The flexible management structure of LLCs allows owners to shape the LLC’s organization and management to meet the needs of the business. An LLC member can be an individual, a corporation, a partnership, another limited liability company, or any other legal entity.
Fiduciary Duties of Managers
An LLC can be structured as manager-managed or member-managed. In a manager-managed LLC, the members appoint a manager or managers to run and manage the LLC business. The managers who have been charged with the responsibility for running the LLC have a duty to the members and other managers to act in good faith and promote the interest of the LLC. In most states, the manager’s fiduciary duties include the duty of loyalty and the duty of care.
Duty of Loyalty
The duty of loyalty includes the obligations to account to the LLC members, to refrain from dealing with the LLC in a manner that is adverse to it, and to refrain from competing with the LLC before its dissolution.
Duty of Care
The duty of care is an obligation to act with the care that a person in a like position would reasonably exercise under similar circumstances and in a manner reasonably believed to be in the best interests of the LLC. Managers generally won’t be held liable if they reasonably rely in good faith on the opinions and advice of competent professionals and other reliable sources.
Fiduciary Duties of Members
LLC members have fiduciary duties only if their LLC is structured as a member-managed LLC. If the LLC is member-managed, then the members share in management responsibilities of the LLC. In that case, the members (like managers in a manager-managed LLC) have a duty to the other members and the LLC to act in good faith and promote the interests of the LLC. As with managers, this generally includes the fiduciary duty of loyalty and duty of care to the other members and the LLC.
If the LLC is manager-managed, meaning the members have delegated the management responsibility of the LLC to another person or persons, then the members will not owe any fiduciary duties to other members or anyone else. They are merely owners/investors in the LLC with no management duties.
State Laws Govern Fiduciary Duties
The fiduciary duties of LLC members and managers are laid out in a state’s LLC statute and relevant case law. Some states do not allow LLC members or managers to change or eliminate their fiduciary duties. Others allow changes within certain specified parameters.

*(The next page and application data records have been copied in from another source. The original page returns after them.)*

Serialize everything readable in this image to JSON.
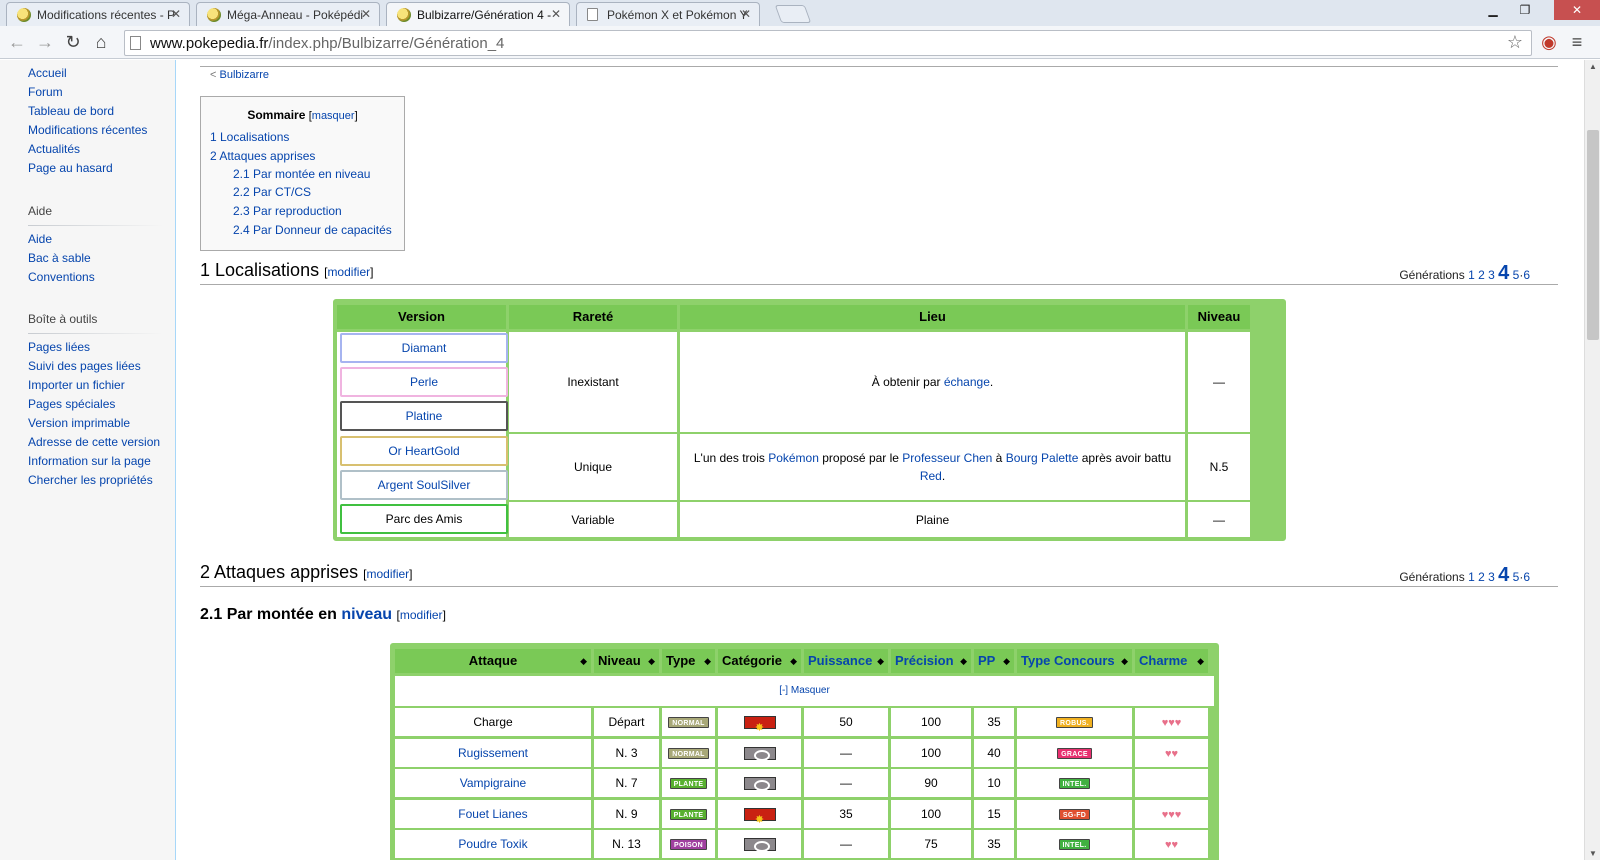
{
  "browser": {
    "tabs": [
      {
        "title": "Modifications récentes - P"
      },
      {
        "title": "Méga-Anneau - Poképédi"
      },
      {
        "title": "Bulbizarre/Génération 4 - "
      },
      {
        "title": "Pokémon X et Pokémon Y"
      }
    ],
    "url_host": "www.pokepedia.fr",
    "url_path": "/index.php/Bulbizarre/Génération_4"
  },
  "sidebar": {
    "nav": [
      "Accueil",
      "Forum",
      "Tableau de bord",
      "Modifications récentes",
      "Actualités",
      "Page au hasard"
    ],
    "aide_title": "Aide",
    "aide": [
      "Aide",
      "Bac à sable",
      "Conventions"
    ],
    "tools_title": "Boîte à outils",
    "tools": [
      "Pages liées",
      "Suivi des pages liées",
      "Importer un fichier",
      "Pages spéciales",
      "Version imprimable",
      "Adresse de cette version",
      "Information sur la page",
      "Chercher les propriétés"
    ]
  },
  "page": {
    "backlink_arrow": "<",
    "backlink": "Bulbizarre",
    "toc": {
      "title": "Sommaire",
      "toggle": "masquer",
      "items": [
        "1 Localisations",
        "2 Attaques apprises",
        "2.1 Par montée en niveau",
        "2.2 Par CT/CS",
        "2.3 Par reproduction",
        "2.4 Par Donneur de capacités"
      ]
    },
    "edit_label": "modifier",
    "generations": {
      "label": "Générations",
      "g1": "1",
      "g2": "2",
      "g3": "3",
      "current": "4",
      "g5": "5",
      "sep": "·",
      "g6": "6"
    },
    "h_localisations": "1 Localisations",
    "h_attaques": "2 Attaques apprises",
    "h_niveau_prefix": "2.1 Par montée en ",
    "h_niveau_link": "niveau"
  },
  "localisations": {
    "headers": [
      "Version",
      "Rareté",
      "Lieu",
      "Niveau"
    ],
    "versions": [
      "Diamant",
      "Perle",
      "Platine",
      "Or HeartGold",
      "Argent SoulSilver",
      "Parc des Amis"
    ],
    "version_colors": [
      "#a6b4f0",
      "#f0b4e0",
      "#555555",
      "#d8c070",
      "#b0c0c8",
      "#40c040"
    ],
    "group1": {
      "rarete": "Inexistant",
      "lieu_prefix": "À obtenir par ",
      "lieu_link": "échange",
      "lieu_suffix": ".",
      "niveau": "—"
    },
    "group2": {
      "rarete": "Unique",
      "t1": "L'un des trois ",
      "l1": "Pokémon",
      "t2": " proposé par le ",
      "l2": "Professeur Chen",
      "t3": " à ",
      "l3": "Bourg Palette",
      "t4": " après avoir battu ",
      "l4": "Red",
      "t5": ".",
      "niveau": "N.5"
    },
    "group3": {
      "rarete": "Variable",
      "lieu": "Plaine",
      "niveau": "—"
    }
  },
  "moves": {
    "headers": [
      "Attaque",
      "Niveau",
      "Type",
      "Catégorie",
      "Puissance",
      "Précision",
      "PP",
      "Type Concours",
      "Charme"
    ],
    "sort_icon": "◆",
    "masquer": "[-] Masquer",
    "rows": [
      {
        "attaque": "Charge",
        "niveau": "Départ",
        "type": "NORMAL",
        "type_color": "#a8a878",
        "cat": "phys",
        "puissance": "50",
        "precision": "100",
        "pp": "35",
        "concours": "ROBUS.",
        "concours_color": "#f0b020",
        "charme": "♥♥♥"
      },
      {
        "attaque": "Rugissement",
        "niveau": "N. 3",
        "type": "NORMAL",
        "type_color": "#a8a878",
        "cat": "stat",
        "puissance": "—",
        "precision": "100",
        "pp": "40",
        "concours": "GRACE",
        "concours_color": "#e83070",
        "charme": "♥♥"
      },
      {
        "attaque": "Vampigraine",
        "niveau": "N. 7",
        "type": "PLANTE",
        "type_color": "#58b030",
        "cat": "stat",
        "puissance": "—",
        "precision": "90",
        "pp": "10",
        "concours": "INTEL.",
        "concours_color": "#40b040",
        "charme": ""
      },
      {
        "attaque": "Fouet Lianes",
        "niveau": "N. 9",
        "type": "PLANTE",
        "type_color": "#58b030",
        "cat": "phys",
        "puissance": "35",
        "precision": "100",
        "pp": "15",
        "concours": "SG-FD",
        "concours_color": "#e05030",
        "charme": "♥♥♥"
      },
      {
        "attaque": "Poudre Toxik",
        "niveau": "N. 13",
        "type": "POISON",
        "type_color": "#a040a0",
        "cat": "stat",
        "puissance": "—",
        "precision": "75",
        "pp": "35",
        "concours": "INTEL.",
        "concours_color": "#40b040",
        "charme": "♥♥"
      }
    ]
  }
}
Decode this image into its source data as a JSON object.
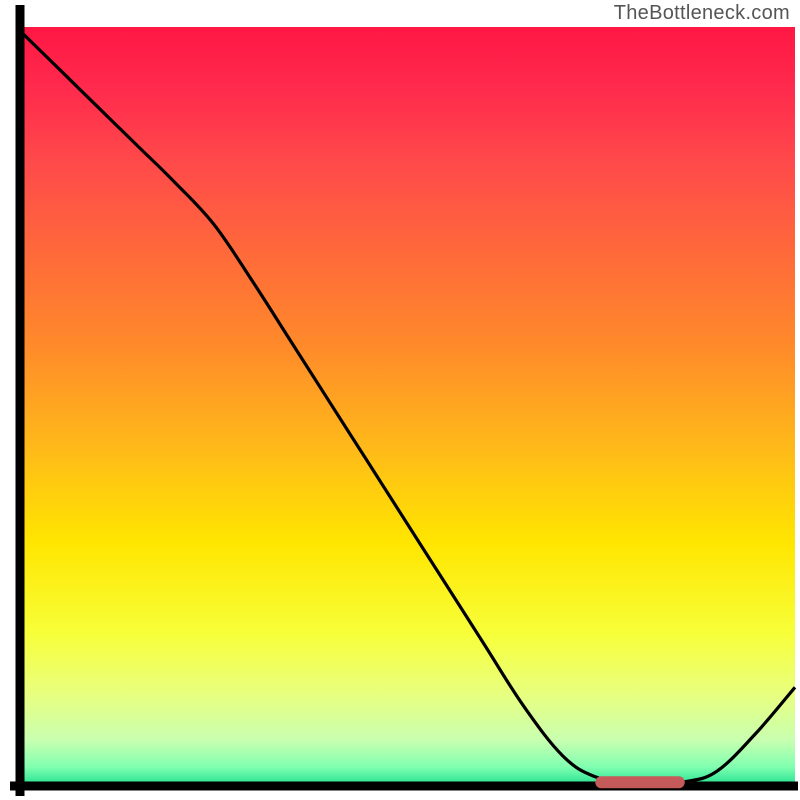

Recently some states, like California and Delaware, have amended their laws to give LLCs more flexibility in deciding the scope of the fiduciary duties for their LLC managers and members. Under Delaware’s amended law, LLCs can eliminate fiduciary duties altogether as long as they do “not eliminate the implied contractual covenant of good faith and fair dealing.” The intent was to give parties wide latitude to determine by contract the fiduciary duties for their LLC members and managers.
You may want to consult an experienced business law attorney if you are trying to decide whether an LLC is the right structure for your company or to review your operating agreement. An attorney can also help you learn about the LLC fiduciary duties that exist by law in your state and whether or not those duties can be reduced, expanded, or eliminated by agreement.